*** Begin section ***

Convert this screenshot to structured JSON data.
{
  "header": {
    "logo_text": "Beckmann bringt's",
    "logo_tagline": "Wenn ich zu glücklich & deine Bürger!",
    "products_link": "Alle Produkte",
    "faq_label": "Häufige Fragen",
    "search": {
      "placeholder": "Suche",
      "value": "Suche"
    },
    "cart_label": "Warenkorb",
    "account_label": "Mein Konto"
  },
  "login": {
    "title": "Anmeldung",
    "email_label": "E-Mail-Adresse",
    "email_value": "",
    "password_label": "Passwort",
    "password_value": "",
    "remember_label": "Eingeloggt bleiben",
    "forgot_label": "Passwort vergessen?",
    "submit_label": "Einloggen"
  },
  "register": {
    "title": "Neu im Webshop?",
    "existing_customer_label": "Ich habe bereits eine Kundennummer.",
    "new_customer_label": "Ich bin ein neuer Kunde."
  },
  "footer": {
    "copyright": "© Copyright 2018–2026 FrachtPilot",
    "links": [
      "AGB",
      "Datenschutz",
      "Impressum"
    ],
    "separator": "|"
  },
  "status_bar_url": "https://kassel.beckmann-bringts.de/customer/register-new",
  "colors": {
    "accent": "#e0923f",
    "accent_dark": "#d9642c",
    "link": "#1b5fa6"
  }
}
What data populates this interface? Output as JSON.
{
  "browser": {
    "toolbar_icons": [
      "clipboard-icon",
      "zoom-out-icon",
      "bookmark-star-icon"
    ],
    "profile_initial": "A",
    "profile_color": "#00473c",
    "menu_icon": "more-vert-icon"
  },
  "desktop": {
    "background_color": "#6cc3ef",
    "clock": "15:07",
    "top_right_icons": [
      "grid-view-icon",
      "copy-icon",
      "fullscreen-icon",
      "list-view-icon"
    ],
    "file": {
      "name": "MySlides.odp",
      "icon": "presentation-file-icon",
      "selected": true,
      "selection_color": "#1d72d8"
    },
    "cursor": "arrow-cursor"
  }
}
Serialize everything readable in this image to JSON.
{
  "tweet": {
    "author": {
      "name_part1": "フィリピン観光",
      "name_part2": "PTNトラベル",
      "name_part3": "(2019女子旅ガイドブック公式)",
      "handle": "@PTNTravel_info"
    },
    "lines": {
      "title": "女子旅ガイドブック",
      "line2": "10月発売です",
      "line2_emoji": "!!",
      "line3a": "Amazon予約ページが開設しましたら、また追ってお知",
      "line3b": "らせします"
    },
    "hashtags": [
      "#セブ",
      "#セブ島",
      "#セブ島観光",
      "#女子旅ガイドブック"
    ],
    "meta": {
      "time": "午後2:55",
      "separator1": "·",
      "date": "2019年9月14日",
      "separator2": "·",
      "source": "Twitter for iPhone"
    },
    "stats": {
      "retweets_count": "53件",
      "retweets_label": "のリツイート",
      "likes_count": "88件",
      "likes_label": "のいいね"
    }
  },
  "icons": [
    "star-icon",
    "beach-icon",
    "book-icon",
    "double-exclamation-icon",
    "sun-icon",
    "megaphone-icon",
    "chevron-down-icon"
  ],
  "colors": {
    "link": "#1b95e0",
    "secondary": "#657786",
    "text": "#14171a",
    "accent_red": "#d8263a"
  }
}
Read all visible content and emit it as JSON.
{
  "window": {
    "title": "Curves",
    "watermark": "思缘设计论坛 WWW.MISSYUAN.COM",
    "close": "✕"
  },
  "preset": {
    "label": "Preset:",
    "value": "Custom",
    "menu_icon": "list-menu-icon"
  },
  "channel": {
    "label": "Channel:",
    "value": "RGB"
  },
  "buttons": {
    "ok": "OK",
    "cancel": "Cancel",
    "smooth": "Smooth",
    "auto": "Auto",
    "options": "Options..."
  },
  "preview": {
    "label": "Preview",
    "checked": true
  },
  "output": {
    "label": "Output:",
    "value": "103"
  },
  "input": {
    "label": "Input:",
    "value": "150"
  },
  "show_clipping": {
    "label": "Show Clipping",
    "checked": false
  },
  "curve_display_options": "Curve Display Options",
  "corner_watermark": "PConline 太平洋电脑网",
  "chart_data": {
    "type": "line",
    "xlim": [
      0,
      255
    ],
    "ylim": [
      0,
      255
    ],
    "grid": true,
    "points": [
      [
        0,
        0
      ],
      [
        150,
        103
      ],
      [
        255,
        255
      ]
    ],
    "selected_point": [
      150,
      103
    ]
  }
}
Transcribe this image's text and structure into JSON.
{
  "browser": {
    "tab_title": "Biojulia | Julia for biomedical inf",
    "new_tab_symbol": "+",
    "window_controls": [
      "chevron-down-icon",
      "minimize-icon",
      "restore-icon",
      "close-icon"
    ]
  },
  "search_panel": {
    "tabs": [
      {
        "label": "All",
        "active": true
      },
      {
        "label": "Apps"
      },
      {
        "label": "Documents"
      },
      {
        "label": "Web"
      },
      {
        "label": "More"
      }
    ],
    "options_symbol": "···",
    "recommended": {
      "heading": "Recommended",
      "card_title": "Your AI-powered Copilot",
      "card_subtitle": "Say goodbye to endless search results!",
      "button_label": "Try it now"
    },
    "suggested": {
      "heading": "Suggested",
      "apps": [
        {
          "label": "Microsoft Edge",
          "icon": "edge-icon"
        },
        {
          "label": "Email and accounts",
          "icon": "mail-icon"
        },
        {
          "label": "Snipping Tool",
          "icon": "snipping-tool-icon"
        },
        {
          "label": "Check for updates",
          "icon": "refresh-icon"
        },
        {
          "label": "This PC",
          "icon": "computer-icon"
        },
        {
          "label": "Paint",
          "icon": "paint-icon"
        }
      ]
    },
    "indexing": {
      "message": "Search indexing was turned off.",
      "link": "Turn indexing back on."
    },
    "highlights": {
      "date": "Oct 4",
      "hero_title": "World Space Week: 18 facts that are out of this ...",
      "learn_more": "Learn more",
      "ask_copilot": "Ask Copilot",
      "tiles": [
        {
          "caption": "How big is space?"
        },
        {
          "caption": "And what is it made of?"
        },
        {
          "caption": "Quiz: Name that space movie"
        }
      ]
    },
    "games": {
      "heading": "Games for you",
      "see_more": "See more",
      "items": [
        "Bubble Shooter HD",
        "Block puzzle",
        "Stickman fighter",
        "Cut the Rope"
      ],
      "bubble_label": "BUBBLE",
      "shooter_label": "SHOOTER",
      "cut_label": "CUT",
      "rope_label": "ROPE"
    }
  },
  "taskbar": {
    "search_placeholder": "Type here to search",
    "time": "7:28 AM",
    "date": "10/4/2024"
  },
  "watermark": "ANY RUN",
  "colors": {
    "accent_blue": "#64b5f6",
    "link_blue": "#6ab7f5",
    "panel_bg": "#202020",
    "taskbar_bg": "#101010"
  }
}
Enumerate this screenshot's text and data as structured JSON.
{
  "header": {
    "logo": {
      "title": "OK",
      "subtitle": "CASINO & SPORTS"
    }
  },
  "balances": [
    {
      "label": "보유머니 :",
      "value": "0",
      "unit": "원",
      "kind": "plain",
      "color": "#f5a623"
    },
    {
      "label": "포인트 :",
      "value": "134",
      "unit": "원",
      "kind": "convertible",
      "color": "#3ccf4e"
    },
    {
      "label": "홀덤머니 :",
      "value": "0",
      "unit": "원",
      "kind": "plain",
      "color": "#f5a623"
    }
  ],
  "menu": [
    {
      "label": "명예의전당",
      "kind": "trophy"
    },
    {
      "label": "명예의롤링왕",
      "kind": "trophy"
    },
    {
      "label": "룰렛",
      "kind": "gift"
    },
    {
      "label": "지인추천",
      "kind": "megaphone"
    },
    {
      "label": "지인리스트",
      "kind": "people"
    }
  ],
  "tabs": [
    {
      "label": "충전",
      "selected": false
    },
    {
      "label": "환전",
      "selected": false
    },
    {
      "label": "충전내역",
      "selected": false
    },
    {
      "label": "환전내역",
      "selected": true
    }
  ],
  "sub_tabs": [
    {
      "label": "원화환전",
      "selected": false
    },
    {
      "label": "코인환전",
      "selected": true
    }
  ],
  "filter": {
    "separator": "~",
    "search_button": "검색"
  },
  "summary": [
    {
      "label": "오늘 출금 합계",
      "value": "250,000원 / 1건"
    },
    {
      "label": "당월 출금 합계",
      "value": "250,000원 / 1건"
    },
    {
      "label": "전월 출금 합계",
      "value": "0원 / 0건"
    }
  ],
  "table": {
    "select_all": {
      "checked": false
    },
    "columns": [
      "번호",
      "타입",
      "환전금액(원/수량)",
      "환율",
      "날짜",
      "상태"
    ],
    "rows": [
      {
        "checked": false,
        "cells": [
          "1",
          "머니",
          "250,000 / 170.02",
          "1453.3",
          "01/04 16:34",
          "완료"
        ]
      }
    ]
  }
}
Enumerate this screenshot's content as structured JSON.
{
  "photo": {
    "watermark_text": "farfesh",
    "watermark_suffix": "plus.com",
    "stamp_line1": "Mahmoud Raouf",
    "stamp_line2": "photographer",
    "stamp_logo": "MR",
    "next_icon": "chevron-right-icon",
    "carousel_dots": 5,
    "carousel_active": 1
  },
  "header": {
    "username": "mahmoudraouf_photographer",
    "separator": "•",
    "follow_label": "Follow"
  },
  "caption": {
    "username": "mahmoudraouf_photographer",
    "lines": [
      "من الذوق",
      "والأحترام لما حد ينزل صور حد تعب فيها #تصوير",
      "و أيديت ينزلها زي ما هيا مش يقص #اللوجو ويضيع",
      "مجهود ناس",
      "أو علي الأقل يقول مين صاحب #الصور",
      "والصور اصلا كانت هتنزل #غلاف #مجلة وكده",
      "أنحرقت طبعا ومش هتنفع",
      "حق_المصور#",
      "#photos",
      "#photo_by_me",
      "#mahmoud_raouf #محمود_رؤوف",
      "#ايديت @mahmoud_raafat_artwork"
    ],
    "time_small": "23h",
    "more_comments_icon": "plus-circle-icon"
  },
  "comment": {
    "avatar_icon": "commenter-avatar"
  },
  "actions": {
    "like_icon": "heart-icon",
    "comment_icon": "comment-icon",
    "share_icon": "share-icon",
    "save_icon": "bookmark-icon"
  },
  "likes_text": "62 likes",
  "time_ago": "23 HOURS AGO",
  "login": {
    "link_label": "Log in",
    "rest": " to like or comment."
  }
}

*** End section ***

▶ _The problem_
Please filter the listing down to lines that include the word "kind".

▶ _Solution for this exercise_
      "kind": "plain",
      "kind": "convertible",
      "kind": "plain",
      "kind": "trophy"
      "kind": "trophy"
      "kind": "gift"
      "kind": "megaphone"
      "kind": "people"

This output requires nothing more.